• ACTIVITY:
No pictures go in the copy; retype exactly the lines from the one with "What's the underlying" through the last line of the records.

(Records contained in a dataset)
# # # # # # #

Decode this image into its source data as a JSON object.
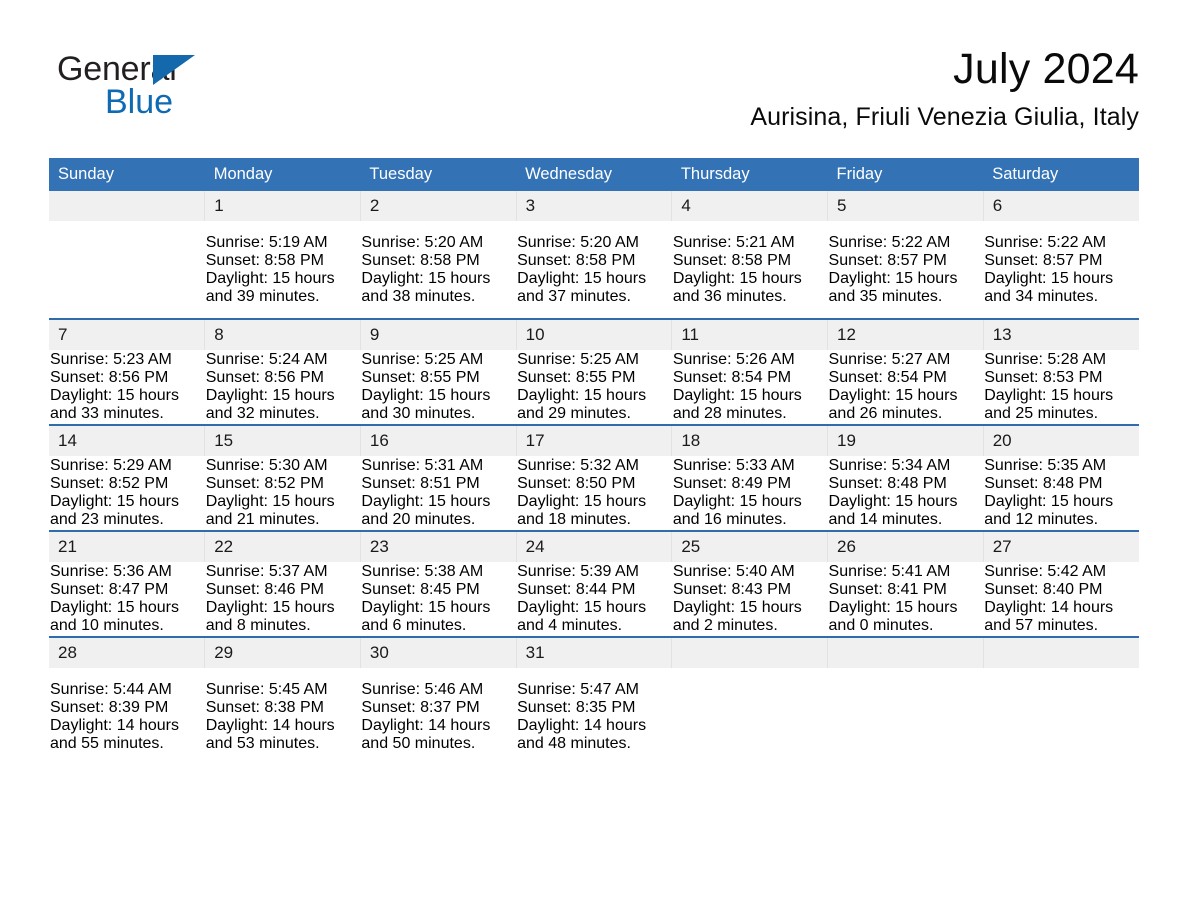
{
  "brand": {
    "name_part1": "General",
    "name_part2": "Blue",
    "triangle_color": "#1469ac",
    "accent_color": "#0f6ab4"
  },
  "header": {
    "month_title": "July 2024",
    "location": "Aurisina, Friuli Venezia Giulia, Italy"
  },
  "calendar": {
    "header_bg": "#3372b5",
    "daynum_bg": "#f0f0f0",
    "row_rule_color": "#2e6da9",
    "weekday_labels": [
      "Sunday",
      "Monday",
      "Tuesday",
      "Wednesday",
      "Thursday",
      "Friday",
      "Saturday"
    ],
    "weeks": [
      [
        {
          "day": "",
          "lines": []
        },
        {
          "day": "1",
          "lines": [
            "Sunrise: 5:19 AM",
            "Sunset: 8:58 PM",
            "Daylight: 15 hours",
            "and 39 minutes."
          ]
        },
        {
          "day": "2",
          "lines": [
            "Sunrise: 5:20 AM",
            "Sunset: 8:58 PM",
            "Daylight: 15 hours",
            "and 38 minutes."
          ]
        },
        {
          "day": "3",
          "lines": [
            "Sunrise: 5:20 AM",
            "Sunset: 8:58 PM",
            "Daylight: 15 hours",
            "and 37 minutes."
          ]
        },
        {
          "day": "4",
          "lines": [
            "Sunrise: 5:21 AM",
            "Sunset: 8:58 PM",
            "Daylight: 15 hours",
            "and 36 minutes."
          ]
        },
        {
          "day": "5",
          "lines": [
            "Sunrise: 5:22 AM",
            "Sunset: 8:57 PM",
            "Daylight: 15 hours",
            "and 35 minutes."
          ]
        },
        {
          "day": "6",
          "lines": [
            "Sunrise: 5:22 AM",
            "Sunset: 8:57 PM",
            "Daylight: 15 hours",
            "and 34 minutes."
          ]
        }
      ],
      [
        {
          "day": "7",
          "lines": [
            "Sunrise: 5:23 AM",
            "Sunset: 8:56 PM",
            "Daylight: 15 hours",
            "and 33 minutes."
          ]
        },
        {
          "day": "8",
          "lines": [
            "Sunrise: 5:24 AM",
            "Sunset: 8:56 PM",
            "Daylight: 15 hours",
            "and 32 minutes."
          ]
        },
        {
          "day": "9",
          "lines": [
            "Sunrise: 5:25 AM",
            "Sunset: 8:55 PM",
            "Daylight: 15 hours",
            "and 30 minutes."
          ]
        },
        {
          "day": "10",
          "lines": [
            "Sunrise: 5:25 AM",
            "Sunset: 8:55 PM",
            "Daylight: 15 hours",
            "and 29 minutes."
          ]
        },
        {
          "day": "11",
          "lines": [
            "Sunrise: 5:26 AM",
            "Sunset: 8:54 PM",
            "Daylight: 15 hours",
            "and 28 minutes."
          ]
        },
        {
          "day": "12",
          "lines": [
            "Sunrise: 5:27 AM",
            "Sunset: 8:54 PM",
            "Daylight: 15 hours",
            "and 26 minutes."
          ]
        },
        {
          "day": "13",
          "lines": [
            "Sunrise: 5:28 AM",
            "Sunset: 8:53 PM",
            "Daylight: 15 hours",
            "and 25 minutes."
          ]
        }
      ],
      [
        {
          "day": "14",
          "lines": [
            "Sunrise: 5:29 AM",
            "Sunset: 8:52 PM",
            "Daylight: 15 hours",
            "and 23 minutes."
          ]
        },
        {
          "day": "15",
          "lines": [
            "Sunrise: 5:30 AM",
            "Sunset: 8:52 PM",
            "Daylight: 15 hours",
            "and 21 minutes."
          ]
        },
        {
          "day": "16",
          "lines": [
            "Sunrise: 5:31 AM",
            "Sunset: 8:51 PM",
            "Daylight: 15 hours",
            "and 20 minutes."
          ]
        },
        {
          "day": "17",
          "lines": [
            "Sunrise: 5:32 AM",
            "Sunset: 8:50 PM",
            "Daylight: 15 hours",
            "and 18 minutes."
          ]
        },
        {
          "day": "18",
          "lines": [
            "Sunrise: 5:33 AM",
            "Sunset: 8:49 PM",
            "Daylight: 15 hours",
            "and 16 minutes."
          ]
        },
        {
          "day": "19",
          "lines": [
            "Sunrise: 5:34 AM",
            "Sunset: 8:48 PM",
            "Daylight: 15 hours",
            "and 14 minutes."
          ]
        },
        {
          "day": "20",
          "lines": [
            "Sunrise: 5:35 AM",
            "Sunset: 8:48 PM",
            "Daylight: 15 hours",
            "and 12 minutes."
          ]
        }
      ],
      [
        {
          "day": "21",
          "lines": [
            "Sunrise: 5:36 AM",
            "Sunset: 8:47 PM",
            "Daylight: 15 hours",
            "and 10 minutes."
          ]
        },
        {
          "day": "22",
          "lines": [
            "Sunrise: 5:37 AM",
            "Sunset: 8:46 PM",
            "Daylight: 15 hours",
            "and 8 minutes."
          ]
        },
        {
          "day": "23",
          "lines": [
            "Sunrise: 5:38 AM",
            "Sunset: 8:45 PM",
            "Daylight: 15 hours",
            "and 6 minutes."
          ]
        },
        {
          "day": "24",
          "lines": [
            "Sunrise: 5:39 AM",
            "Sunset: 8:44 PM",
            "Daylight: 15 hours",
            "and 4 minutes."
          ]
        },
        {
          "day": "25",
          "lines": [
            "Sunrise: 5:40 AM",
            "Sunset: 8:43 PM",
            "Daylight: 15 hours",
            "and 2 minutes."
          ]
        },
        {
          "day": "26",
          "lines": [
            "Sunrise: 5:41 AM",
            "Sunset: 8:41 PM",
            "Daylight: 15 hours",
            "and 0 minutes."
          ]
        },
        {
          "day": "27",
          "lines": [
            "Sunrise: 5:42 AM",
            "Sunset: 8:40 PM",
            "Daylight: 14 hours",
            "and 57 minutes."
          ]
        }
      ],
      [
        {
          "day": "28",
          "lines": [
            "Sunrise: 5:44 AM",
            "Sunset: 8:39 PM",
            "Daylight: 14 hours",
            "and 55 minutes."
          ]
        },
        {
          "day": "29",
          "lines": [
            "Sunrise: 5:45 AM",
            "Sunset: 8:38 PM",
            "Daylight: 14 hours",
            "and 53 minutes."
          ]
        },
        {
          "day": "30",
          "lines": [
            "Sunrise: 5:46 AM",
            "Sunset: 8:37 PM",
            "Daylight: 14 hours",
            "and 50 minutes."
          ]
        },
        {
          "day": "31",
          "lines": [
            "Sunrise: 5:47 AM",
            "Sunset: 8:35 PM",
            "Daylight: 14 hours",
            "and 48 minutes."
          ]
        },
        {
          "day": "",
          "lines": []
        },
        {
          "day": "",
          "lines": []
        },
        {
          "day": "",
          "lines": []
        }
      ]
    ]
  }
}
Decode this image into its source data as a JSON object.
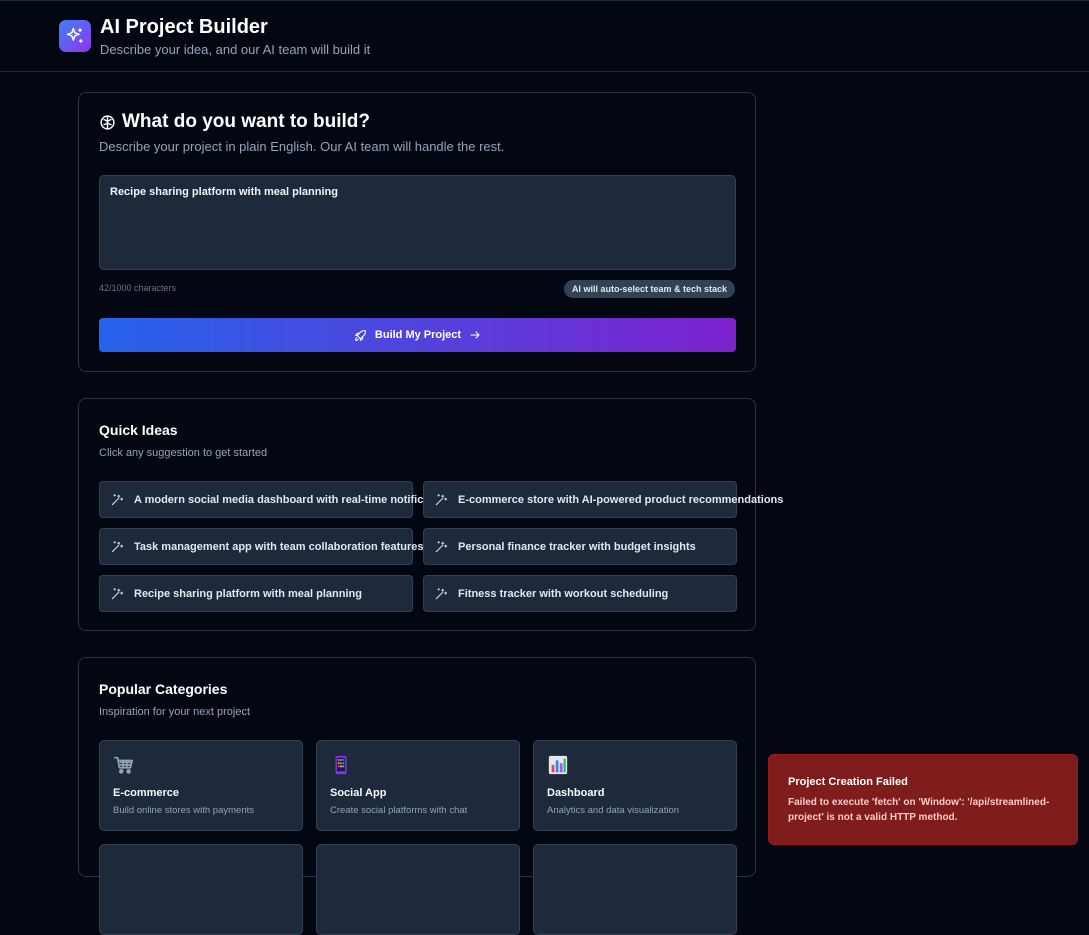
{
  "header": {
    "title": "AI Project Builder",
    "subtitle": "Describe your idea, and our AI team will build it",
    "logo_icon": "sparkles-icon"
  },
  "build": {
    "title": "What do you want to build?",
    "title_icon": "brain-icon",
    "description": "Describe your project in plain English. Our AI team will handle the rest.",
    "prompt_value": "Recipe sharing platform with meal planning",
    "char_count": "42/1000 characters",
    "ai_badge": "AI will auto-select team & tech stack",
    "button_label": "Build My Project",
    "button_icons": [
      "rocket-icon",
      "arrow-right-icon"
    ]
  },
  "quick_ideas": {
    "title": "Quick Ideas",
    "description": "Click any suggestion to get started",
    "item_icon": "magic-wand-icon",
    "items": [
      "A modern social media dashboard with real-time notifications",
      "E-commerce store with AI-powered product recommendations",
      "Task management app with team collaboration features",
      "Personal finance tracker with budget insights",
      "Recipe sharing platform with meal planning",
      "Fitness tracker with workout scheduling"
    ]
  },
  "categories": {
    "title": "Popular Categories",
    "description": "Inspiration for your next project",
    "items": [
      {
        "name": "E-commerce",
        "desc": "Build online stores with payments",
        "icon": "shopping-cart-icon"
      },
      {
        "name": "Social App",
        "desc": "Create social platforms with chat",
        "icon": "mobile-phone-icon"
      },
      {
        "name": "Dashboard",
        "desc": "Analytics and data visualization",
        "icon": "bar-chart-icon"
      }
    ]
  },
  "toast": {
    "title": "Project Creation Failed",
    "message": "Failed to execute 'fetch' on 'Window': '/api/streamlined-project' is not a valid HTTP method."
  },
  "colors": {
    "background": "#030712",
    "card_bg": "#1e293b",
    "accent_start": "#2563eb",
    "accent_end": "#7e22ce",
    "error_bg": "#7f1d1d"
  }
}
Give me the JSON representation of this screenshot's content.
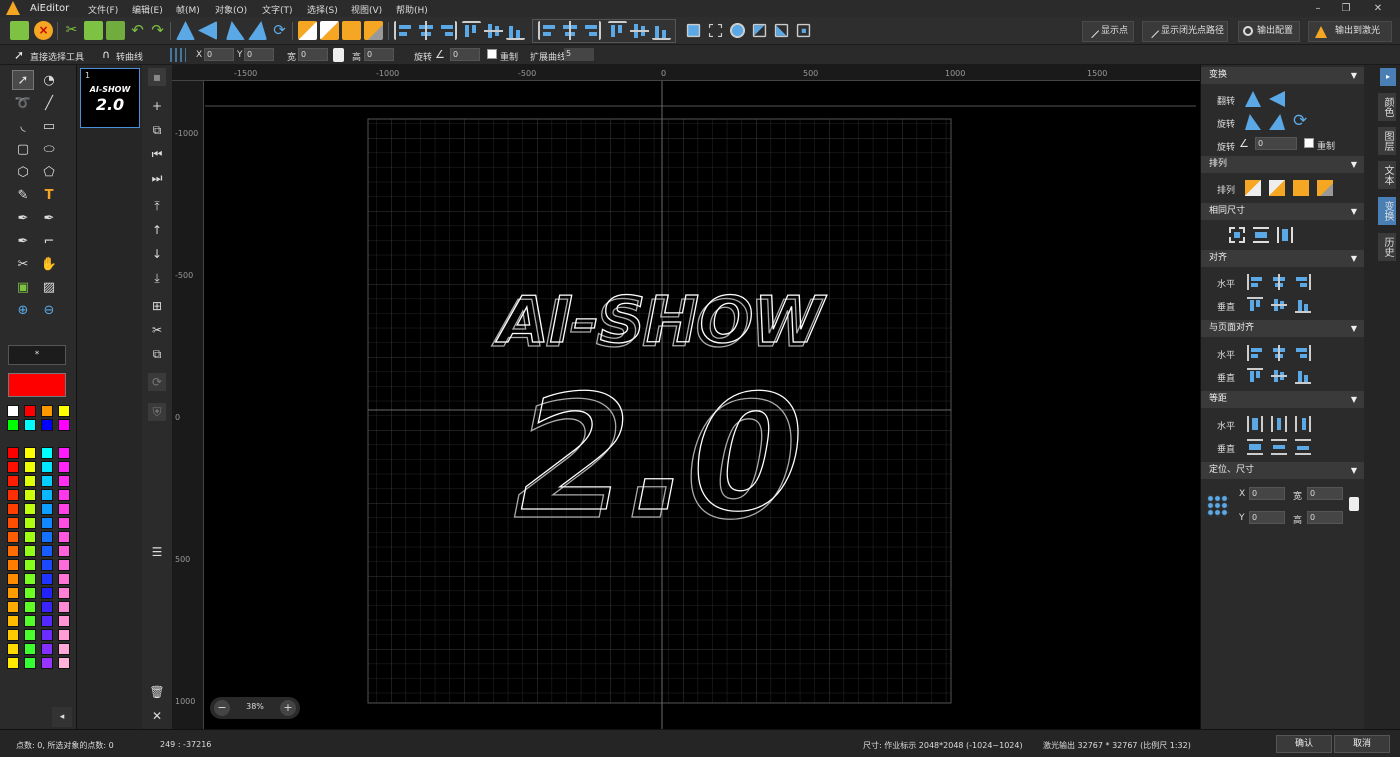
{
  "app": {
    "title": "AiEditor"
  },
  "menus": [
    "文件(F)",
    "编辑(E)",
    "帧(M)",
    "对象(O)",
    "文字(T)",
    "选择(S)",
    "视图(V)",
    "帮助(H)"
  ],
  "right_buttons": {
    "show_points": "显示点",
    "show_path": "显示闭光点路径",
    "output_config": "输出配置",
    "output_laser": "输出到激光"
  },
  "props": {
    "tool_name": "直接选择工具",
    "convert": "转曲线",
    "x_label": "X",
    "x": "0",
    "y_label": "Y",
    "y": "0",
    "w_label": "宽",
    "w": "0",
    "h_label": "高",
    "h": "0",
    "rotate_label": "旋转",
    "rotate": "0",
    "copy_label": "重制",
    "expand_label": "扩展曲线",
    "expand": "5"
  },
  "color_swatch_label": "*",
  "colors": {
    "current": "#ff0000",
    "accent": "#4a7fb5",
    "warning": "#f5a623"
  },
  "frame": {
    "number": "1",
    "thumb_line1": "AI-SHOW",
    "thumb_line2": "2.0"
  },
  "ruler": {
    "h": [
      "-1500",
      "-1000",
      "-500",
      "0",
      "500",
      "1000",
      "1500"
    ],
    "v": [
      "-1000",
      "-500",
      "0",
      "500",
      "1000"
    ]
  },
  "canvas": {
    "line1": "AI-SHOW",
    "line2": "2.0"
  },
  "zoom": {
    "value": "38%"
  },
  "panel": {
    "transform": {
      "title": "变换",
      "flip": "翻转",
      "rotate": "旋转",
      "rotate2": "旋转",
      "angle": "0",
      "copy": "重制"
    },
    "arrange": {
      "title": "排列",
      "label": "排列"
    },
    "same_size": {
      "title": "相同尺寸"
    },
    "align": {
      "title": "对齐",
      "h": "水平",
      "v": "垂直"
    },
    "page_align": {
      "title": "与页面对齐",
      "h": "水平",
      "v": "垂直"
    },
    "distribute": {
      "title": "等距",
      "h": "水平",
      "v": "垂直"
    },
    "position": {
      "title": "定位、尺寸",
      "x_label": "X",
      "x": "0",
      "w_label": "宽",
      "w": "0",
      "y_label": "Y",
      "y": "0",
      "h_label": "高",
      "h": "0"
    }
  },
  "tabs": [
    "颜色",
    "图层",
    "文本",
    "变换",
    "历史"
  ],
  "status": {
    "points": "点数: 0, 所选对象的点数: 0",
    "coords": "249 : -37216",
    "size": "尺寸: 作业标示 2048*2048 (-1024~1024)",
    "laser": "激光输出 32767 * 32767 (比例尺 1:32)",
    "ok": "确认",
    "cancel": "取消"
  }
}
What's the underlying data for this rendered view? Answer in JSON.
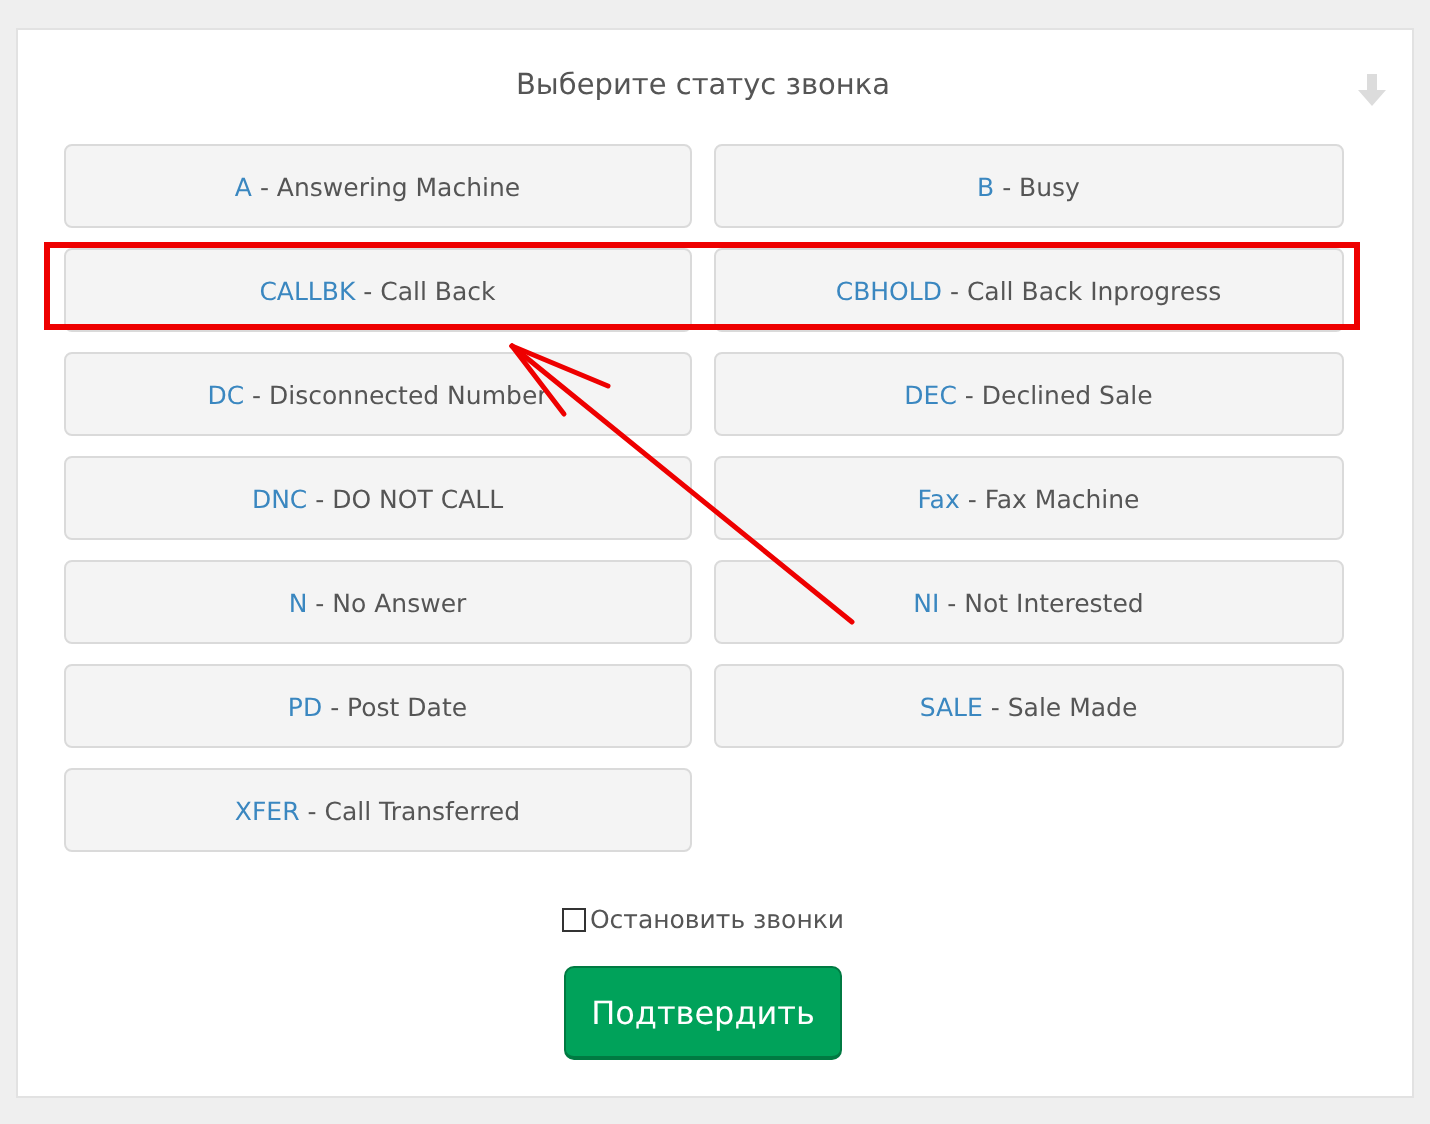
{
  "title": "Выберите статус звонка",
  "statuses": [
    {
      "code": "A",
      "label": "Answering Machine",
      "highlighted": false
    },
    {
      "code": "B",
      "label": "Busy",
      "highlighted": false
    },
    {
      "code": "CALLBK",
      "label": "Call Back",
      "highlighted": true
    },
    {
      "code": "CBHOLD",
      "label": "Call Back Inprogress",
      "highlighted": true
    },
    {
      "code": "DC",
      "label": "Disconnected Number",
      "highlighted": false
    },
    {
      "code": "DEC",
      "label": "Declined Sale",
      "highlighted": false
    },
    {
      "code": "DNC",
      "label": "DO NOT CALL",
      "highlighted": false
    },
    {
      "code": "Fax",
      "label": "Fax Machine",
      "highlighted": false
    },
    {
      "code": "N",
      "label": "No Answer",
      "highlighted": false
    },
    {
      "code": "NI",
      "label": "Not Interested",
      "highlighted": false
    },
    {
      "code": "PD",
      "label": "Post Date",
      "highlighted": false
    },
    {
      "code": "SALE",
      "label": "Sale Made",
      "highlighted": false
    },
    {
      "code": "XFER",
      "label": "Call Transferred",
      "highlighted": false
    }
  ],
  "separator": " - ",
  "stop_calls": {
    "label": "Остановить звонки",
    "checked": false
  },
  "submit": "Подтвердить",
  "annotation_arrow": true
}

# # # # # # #

• THE ANSWER:
What's the underlying data for this rendered view? Answer in JSON.
{
  "title": "Выберите статус звонка",
  "statuses": [
    {
      "code": "A",
      "label": "Answering Machine",
      "highlighted": false
    },
    {
      "code": "B",
      "label": "Busy",
      "highlighted": false
    },
    {
      "code": "CALLBK",
      "label": "Call Back",
      "highlighted": true
    },
    {
      "code": "CBHOLD",
      "label": "Call Back Inprogress",
      "highlighted": true
    },
    {
      "code": "DC",
      "label": "Disconnected Number",
      "highlighted": false
    },
    {
      "code": "DEC",
      "label": "Declined Sale",
      "highlighted": false
    },
    {
      "code": "DNC",
      "label": "DO NOT CALL",
      "highlighted": false
    },
    {
      "code": "Fax",
      "label": "Fax Machine",
      "highlighted": false
    },
    {
      "code": "N",
      "label": "No Answer",
      "highlighted": false
    },
    {
      "code": "NI",
      "label": "Not Interested",
      "highlighted": false
    },
    {
      "code": "PD",
      "label": "Post Date",
      "highlighted": false
    },
    {
      "code": "SALE",
      "label": "Sale Made",
      "highlighted": false
    },
    {
      "code": "XFER",
      "label": "Call Transferred",
      "highlighted": false
    }
  ],
  "separator": " - ",
  "stop_calls": {
    "label": "Остановить звонки",
    "checked": false
  },
  "submit": "Подтвердить",
  "annotation_arrow": true
}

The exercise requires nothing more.